DEA GPS Tracking
Law enforcement and government agencies are very familiar with the advantages GPS tracking technology can provide over criminals. With passive and real-time tracking systems now being stapled law enforcement tools, men such as Andres Hernandez Vargas will be finding it much more difficult to succeed in their criminal activities in the future.
Vargas was a Washington resident who was believed to be a drug trafficker of methamphetamine. After the Drug Enforcement Agency (DEA) received a tip about Vargas’ criminal enterprise they began monitoring his movements with a tracking system that recorded specific information about his traveling activities. After reviewing the data from the tracking system the DEA discovered the following information:
GPS Tracking Data
- October 17th (Morning): Vargas left Washington heading southbound toward California.
- 8:00 p.m.: Vargas arrived in North Highlands, California
- 10:15 p.m.: Vargas stopped in Sacramento, California, and headed back northbound to Washington
Once the real time GPS tracking system confirmed the DEA’s suspicions that Vargas was indeed picking up drugs and then traveling with them across state lines, the DEA contacted law enforcement officers to set up surveillance along a portion of Interstate 5, the highway Vargas was traveling. When Vargas drove through the surveillance area driving 70mph in a 60 mph zone he was quickly pulled over by police.
The on-site officer asked for Vargas’ driver’s license and explained that he had information believing that there was a drug trafficking/ distribution situation going on in the local area. Vargas explained he had no idea what the officer was talking about and provided him with a license that had the name “J. Jesus Lopez”. Vargas, who was discovered to be an illegal alien, was arrested for providing false documentation, and his vehicle was taken to a nearby weigh station where drug-sniffing dogs helped authorities discover 436 grams of “speed” in the truck.
After Vargas was arrested for possession and intent to distribute, he fought the charges stating that “the search exceeded the scope of his consent” when the police used drug-sniffing dogs and gave his vehicle a thorough inspection.
The court ruled in favor of the police using a live GPS tracker to monitor Vargas and drug-sniffing dogs in the search of Vargas’ vehicle.

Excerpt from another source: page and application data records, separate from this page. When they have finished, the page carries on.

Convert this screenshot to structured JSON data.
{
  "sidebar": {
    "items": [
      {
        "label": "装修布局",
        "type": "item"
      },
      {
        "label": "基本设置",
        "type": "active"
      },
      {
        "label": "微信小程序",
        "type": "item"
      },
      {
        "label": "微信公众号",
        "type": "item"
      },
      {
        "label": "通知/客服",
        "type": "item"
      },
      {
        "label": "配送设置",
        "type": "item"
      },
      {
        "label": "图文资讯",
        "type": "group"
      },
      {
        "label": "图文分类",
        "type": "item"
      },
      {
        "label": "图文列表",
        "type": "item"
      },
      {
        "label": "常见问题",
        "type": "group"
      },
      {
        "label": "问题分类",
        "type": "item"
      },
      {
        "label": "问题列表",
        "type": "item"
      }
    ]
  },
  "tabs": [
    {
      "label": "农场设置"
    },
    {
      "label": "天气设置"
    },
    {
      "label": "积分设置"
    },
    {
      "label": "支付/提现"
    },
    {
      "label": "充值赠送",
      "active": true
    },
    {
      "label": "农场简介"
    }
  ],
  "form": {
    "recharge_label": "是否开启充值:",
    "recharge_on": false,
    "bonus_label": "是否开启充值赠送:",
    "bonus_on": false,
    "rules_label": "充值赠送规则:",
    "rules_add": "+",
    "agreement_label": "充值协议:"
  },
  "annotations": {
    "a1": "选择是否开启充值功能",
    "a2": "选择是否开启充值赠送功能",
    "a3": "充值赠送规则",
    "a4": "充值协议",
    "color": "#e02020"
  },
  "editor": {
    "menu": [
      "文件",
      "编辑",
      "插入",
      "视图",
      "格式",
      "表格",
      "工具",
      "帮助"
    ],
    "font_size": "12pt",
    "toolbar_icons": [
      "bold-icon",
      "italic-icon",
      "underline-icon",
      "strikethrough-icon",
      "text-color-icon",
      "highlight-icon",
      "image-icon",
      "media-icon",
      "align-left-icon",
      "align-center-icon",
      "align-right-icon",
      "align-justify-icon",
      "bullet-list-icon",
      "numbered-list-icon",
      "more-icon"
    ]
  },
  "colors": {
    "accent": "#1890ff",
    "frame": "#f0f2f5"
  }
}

Law enforcement continues using police GPS trackers for surveillance.
Matthew is a freelance writer who is passionate about technology, music, photography, and decentralized finance.